* _The task_
Repeat every record exactly, omitting the pictures.

Records for the task Start Marker

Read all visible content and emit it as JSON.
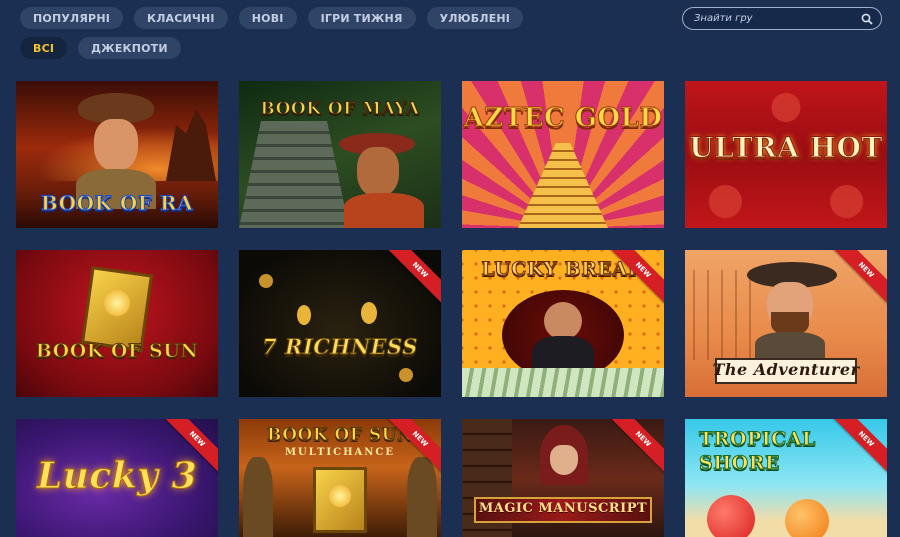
{
  "tabs": [
    {
      "label": "ПОПУЛЯРНІ",
      "active": false
    },
    {
      "label": "КЛАСИЧНІ",
      "active": false
    },
    {
      "label": "НОВІ",
      "active": false
    },
    {
      "label": "ІГРИ ТИЖНЯ",
      "active": false
    },
    {
      "label": "УЛЮБЛЕНІ",
      "active": false
    },
    {
      "label": "ВСІ",
      "active": true
    },
    {
      "label": "ДЖЕКПОТИ",
      "active": false
    }
  ],
  "search": {
    "placeholder": "Знайти гру",
    "icon": "search-icon"
  },
  "badge_label": "NEW",
  "games": [
    {
      "title": "BOOK OF RA",
      "is_new": false
    },
    {
      "title": "BOOK OF MAYA",
      "is_new": false
    },
    {
      "title": "AZTEC GOLD",
      "is_new": false
    },
    {
      "title": "ULTRA HOT",
      "is_new": false
    },
    {
      "title": "BOOK OF SUN",
      "is_new": false
    },
    {
      "title": "7 RICHNESS",
      "is_new": true
    },
    {
      "title": "LUCKY BREAK",
      "is_new": true
    },
    {
      "title": "The Adventurer",
      "is_new": true
    },
    {
      "title": "Lucky 3",
      "is_new": true
    },
    {
      "title": "BOOK OF SUN",
      "subtitle": "MULTICHANCE",
      "is_new": true
    },
    {
      "title": "MAGIC MANUSCRIPT",
      "is_new": true
    },
    {
      "title": "TROPICAL SHORE",
      "is_new": true
    }
  ],
  "colors": {
    "background": "#1b2f52",
    "tab": "#2f4467",
    "active_tab_text": "#f6c22c",
    "new_ribbon": "#d61f25"
  }
}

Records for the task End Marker

* _Written reply_
Read all visible content and emit it as JSON.
{
  "tabs": [
    {
      "label": "ПОПУЛЯРНІ",
      "active": false
    },
    {
      "label": "КЛАСИЧНІ",
      "active": false
    },
    {
      "label": "НОВІ",
      "active": false
    },
    {
      "label": "ІГРИ ТИЖНЯ",
      "active": false
    },
    {
      "label": "УЛЮБЛЕНІ",
      "active": false
    },
    {
      "label": "ВСІ",
      "active": true
    },
    {
      "label": "ДЖЕКПОТИ",
      "active": false
    }
  ],
  "search": {
    "placeholder": "Знайти гру",
    "icon": "search-icon"
  },
  "badge_label": "NEW",
  "games": [
    {
      "title": "BOOK OF RA",
      "is_new": false
    },
    {
      "title": "BOOK OF MAYA",
      "is_new": false
    },
    {
      "title": "AZTEC GOLD",
      "is_new": false
    },
    {
      "title": "ULTRA HOT",
      "is_new": false
    },
    {
      "title": "BOOK OF SUN",
      "is_new": false
    },
    {
      "title": "7 RICHNESS",
      "is_new": true
    },
    {
      "title": "LUCKY BREAK",
      "is_new": true
    },
    {
      "title": "The Adventurer",
      "is_new": true
    },
    {
      "title": "Lucky 3",
      "is_new": true
    },
    {
      "title": "BOOK OF SUN",
      "subtitle": "MULTICHANCE",
      "is_new": true
    },
    {
      "title": "MAGIC MANUSCRIPT",
      "is_new": true
    },
    {
      "title": "TROPICAL SHORE",
      "is_new": true
    }
  ],
  "colors": {
    "background": "#1b2f52",
    "tab": "#2f4467",
    "active_tab_text": "#f6c22c",
    "new_ribbon": "#d61f25"
  }
}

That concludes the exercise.